Friday, May 2, 2008

Manufacturing value-added as a percentage of manufacturing output

I just ran some statistics from the BEA website to determine the relationship between value-added in the US manufacturing sector and output. The statistics on manufacturing output start in 1987, though the value-added statistics go back farther. Here is what I found:

The graph shows that value-added as a proportion of gross output remained fairly steady until 2002, but has been declining since 2002. In 2002, value-added was 35.2% of gross manufacturing output. In 2006 (the most recent year available) it was 31.4% of gross manufacturing output. This decline could reflect the increasing proportion of foreign made inputs in US manufacturing output or it could reflect higher prices for inputs.

The BEA defines value-added as:

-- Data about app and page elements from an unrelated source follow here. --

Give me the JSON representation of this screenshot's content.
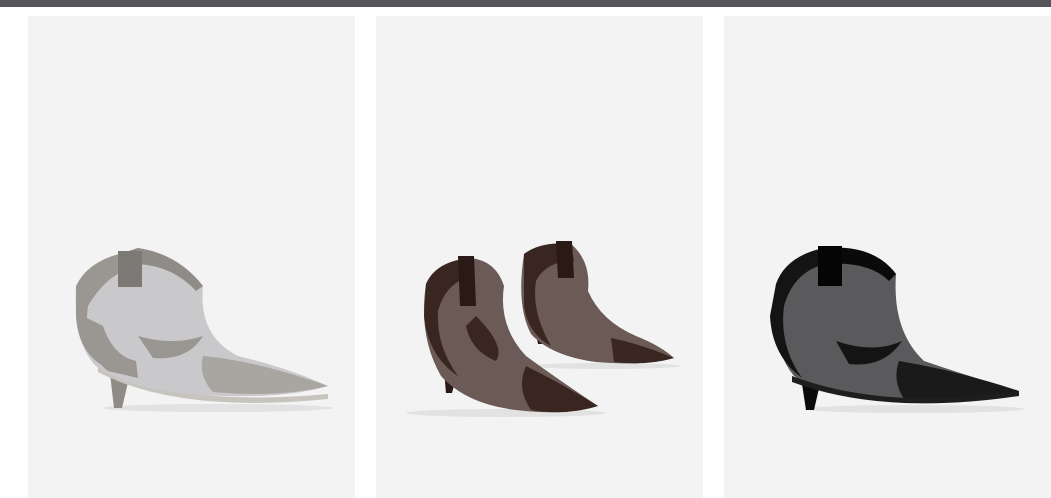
{
  "products": [
    {
      "id": "product-grey-mesh-boot",
      "icon": "boot-icon",
      "colors": {
        "suede": "#9a9792",
        "suede_dark": "#7d7a76",
        "mesh": "#c9c9cb",
        "sole": "#c7c3bd"
      }
    },
    {
      "id": "product-brown-mesh-boots",
      "icon": "boot-pair-icon",
      "colors": {
        "suede": "#3a2620",
        "suede_dark": "#2a1a15",
        "mesh": "#6b5a55",
        "sole": "#4a322a"
      }
    },
    {
      "id": "product-black-mesh-boot",
      "icon": "boot-icon",
      "colors": {
        "suede": "#141414",
        "suede_dark": "#050505",
        "mesh": "#5a5a5c",
        "sole": "#1e1e1e"
      }
    }
  ],
  "colors": {
    "top_bar": "#56565a",
    "card_background": "#f3f3f3"
  }
}
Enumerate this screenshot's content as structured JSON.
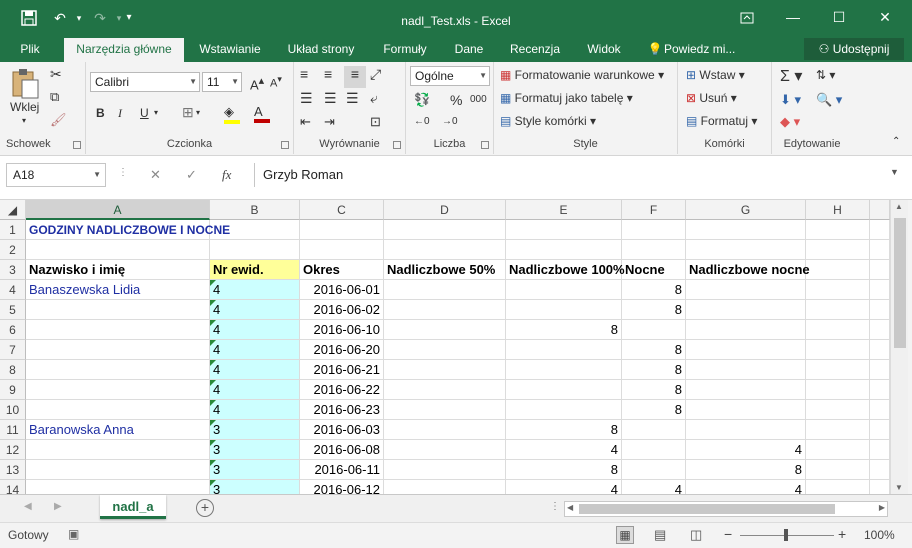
{
  "window": {
    "title": "nadl_Test.xls - Excel"
  },
  "tabs": [
    "Plik",
    "Narzędzia główne",
    "Wstawianie",
    "Układ strony",
    "Formuły",
    "Dane",
    "Recenzja",
    "Widok",
    "Powiedz mi..."
  ],
  "share_label": "Udostępnij",
  "ribbon": {
    "clipboard": {
      "paste": "Wklej",
      "label": "Schowek"
    },
    "font": {
      "name": "Calibri",
      "size": "11",
      "label": "Czcionka",
      "bold": "B",
      "italic": "I",
      "underline": "U"
    },
    "alignment": {
      "label": "Wyrównanie"
    },
    "number": {
      "format": "Ogólne",
      "label": "Liczba",
      "percent": "%",
      "thousands": "000"
    },
    "styles": {
      "conditional": "Formatowanie warunkowe",
      "table": "Formatuj jako tabelę",
      "cell": "Style komórki",
      "label": "Style"
    },
    "cells": {
      "insert": "Wstaw",
      "delete": "Usuń",
      "format": "Formatuj",
      "label": "Komórki"
    },
    "editing": {
      "label": "Edytowanie"
    }
  },
  "formula_bar": {
    "name_box": "A18",
    "cancel": "✕",
    "enter": "✓",
    "fx": "fx",
    "content": "Grzyb Roman"
  },
  "columns": [
    "A",
    "B",
    "C",
    "D",
    "E",
    "F",
    "G",
    "H"
  ],
  "rows": [
    {
      "n": "1",
      "a": "GODZINY NADLICZBOWE I NOCNE",
      "b": "",
      "c": "",
      "d": "",
      "e": "",
      "f": "",
      "g": ""
    },
    {
      "n": "2",
      "a": "",
      "b": "",
      "c": "",
      "d": "",
      "e": "",
      "f": "",
      "g": ""
    },
    {
      "n": "3",
      "a": "Nazwisko i imię",
      "b": "Nr ewid.",
      "c": "Okres",
      "d": "Nadliczbowe 50%",
      "e": "Nadliczbowe 100%",
      "f": "Nocne",
      "g": "Nadliczbowe nocne"
    },
    {
      "n": "4",
      "a": "Banaszewska Lidia",
      "b": "4",
      "c": "2016-06-01",
      "d": "",
      "e": "",
      "f": "8",
      "g": ""
    },
    {
      "n": "5",
      "a": "",
      "b": "4",
      "c": "2016-06-02",
      "d": "",
      "e": "",
      "f": "8",
      "g": ""
    },
    {
      "n": "6",
      "a": "",
      "b": "4",
      "c": "2016-06-10",
      "d": "",
      "e": "8",
      "f": "",
      "g": ""
    },
    {
      "n": "7",
      "a": "",
      "b": "4",
      "c": "2016-06-20",
      "d": "",
      "e": "",
      "f": "8",
      "g": ""
    },
    {
      "n": "8",
      "a": "",
      "b": "4",
      "c": "2016-06-21",
      "d": "",
      "e": "",
      "f": "8",
      "g": ""
    },
    {
      "n": "9",
      "a": "",
      "b": "4",
      "c": "2016-06-22",
      "d": "",
      "e": "",
      "f": "8",
      "g": ""
    },
    {
      "n": "10",
      "a": "",
      "b": "4",
      "c": "2016-06-23",
      "d": "",
      "e": "",
      "f": "8",
      "g": ""
    },
    {
      "n": "11",
      "a": "Baranowska Anna",
      "b": "3",
      "c": "2016-06-03",
      "d": "",
      "e": "8",
      "f": "",
      "g": ""
    },
    {
      "n": "12",
      "a": "",
      "b": "3",
      "c": "2016-06-08",
      "d": "",
      "e": "4",
      "f": "",
      "g": "4"
    },
    {
      "n": "13",
      "a": "",
      "b": "3",
      "c": "2016-06-11",
      "d": "",
      "e": "8",
      "f": "",
      "g": "8"
    },
    {
      "n": "14",
      "a": "",
      "b": "3",
      "c": "2016-06-12",
      "d": "",
      "e": "4",
      "f": "4",
      "g": "4"
    }
  ],
  "sheet_tab": "nadl_a",
  "status": {
    "ready": "Gotowy",
    "zoom": "100%",
    "minus": "−",
    "plus": "+"
  }
}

Value added by industry is the contribution of indus­tries to the Nation’s output, or gross domestic product (GDP). An industry’s value added is equal to its gross output (which consists of sales or receipts and other operating income, commodity taxes, and inventory change) minus its intermediate inputs (which consist of energy, raw materials, semi-finished goods, and ser­vices that are purchased from domestic industries or from foreign sources). The three primary components of value added are an industry group’s return to do­mestic labor (compensation of employees), its net re­turn to government (taxes on production and imports less subsidies), and its return to domestic capital (gross operating surplus). This table presents value added by industry measured in prices of the period being observed.

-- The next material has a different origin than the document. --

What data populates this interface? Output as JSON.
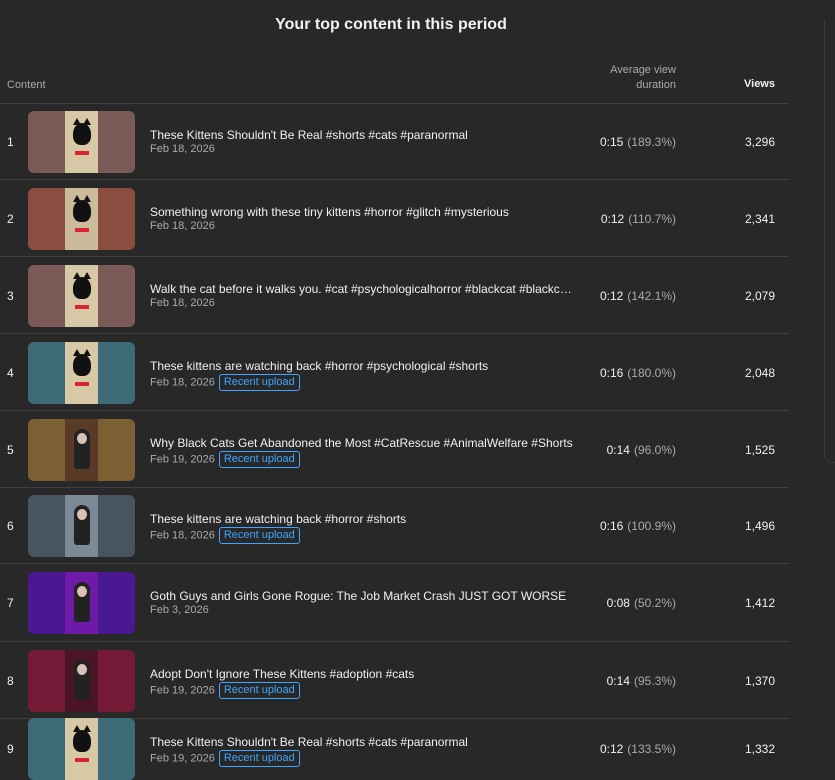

And the BEA defines gross output:

Gross output consists of the goods and services pro­duced by an industry. Gross output is measured by summing the value of the industry’s sales or receipts, other operating income, commodity taxes, and inven­tory change; it is valued at producers’ prices (the prices received by the industry, including excise and sales taxes). Gross output is purchased by final consumers and by industries. Because gross output may be pro­duced and consumed as an intermediate input in the same year, aggregations of gross output across indus­tries reflect double-counting and exceed GDP. This table presents gross output by industry measured in prices of the period being observed.


No comments: